### What to do
Check each line of the material below for "value", then copy the ones that contain it.
----------------
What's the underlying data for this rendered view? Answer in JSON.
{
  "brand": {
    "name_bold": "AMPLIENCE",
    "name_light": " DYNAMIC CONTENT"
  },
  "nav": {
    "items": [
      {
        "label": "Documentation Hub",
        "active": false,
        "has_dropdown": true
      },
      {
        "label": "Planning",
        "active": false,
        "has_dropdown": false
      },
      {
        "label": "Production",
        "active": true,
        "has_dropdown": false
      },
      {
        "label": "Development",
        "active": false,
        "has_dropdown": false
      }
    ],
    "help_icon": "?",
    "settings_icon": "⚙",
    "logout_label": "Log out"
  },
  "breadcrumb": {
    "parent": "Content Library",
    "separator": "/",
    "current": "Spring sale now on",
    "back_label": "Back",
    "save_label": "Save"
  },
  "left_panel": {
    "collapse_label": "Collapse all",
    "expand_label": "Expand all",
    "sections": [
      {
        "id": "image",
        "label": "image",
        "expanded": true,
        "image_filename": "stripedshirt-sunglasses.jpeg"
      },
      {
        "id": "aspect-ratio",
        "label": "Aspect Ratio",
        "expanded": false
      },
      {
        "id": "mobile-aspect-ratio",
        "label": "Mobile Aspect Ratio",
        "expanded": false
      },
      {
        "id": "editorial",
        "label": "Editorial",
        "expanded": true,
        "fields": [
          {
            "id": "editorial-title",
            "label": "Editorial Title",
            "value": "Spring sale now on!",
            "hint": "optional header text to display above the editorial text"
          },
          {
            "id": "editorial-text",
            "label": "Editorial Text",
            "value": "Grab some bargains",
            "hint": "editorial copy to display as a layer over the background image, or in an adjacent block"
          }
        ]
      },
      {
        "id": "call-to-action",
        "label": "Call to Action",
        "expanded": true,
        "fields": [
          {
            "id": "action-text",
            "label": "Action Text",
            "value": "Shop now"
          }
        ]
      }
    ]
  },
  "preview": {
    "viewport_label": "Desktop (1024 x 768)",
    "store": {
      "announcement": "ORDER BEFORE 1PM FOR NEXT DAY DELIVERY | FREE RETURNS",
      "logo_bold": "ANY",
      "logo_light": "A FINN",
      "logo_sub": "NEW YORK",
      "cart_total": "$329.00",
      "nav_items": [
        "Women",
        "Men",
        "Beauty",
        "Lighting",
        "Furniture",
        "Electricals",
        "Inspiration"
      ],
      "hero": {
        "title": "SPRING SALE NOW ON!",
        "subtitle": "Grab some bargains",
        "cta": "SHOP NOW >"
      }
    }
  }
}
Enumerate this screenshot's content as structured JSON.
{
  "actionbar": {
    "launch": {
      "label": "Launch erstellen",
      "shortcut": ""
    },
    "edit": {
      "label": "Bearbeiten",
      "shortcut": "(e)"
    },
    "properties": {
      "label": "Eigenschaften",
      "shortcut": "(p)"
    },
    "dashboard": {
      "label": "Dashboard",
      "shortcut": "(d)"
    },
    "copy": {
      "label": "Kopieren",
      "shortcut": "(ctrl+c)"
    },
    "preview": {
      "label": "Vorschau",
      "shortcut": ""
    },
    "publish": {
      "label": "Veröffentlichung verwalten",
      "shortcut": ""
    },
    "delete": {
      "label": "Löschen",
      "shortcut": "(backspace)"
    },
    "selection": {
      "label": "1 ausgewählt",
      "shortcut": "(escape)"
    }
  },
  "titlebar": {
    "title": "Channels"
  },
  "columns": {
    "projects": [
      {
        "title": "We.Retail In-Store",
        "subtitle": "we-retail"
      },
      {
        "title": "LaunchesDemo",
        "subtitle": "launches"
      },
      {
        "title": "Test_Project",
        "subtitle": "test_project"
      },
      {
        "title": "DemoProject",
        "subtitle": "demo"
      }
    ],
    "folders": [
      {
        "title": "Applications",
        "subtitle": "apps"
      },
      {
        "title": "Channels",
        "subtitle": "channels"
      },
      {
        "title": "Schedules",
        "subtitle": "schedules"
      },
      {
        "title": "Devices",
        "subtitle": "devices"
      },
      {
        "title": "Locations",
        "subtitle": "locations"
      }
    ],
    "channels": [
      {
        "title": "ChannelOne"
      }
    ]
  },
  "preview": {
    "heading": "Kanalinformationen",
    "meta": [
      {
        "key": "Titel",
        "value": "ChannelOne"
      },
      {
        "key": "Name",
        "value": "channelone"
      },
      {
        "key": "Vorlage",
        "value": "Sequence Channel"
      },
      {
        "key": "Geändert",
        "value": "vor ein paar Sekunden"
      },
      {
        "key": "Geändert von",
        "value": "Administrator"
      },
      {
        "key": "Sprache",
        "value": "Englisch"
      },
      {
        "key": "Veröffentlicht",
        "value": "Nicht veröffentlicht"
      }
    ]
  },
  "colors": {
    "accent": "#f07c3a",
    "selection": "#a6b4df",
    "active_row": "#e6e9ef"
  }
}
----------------
### Output for this task
            "value": "Spring sale now on!",
            "value": "Grab some bargains",
            "value": "Shop now"
        "value": "ChannelOne"
        "value": "channelone"
        "value": "Sequence Channel"
        "value": "vor ein paar Sekunden"
        "value": "Administrator"
        "value": "Englisch"
        "value": "Nicht veröffentlicht"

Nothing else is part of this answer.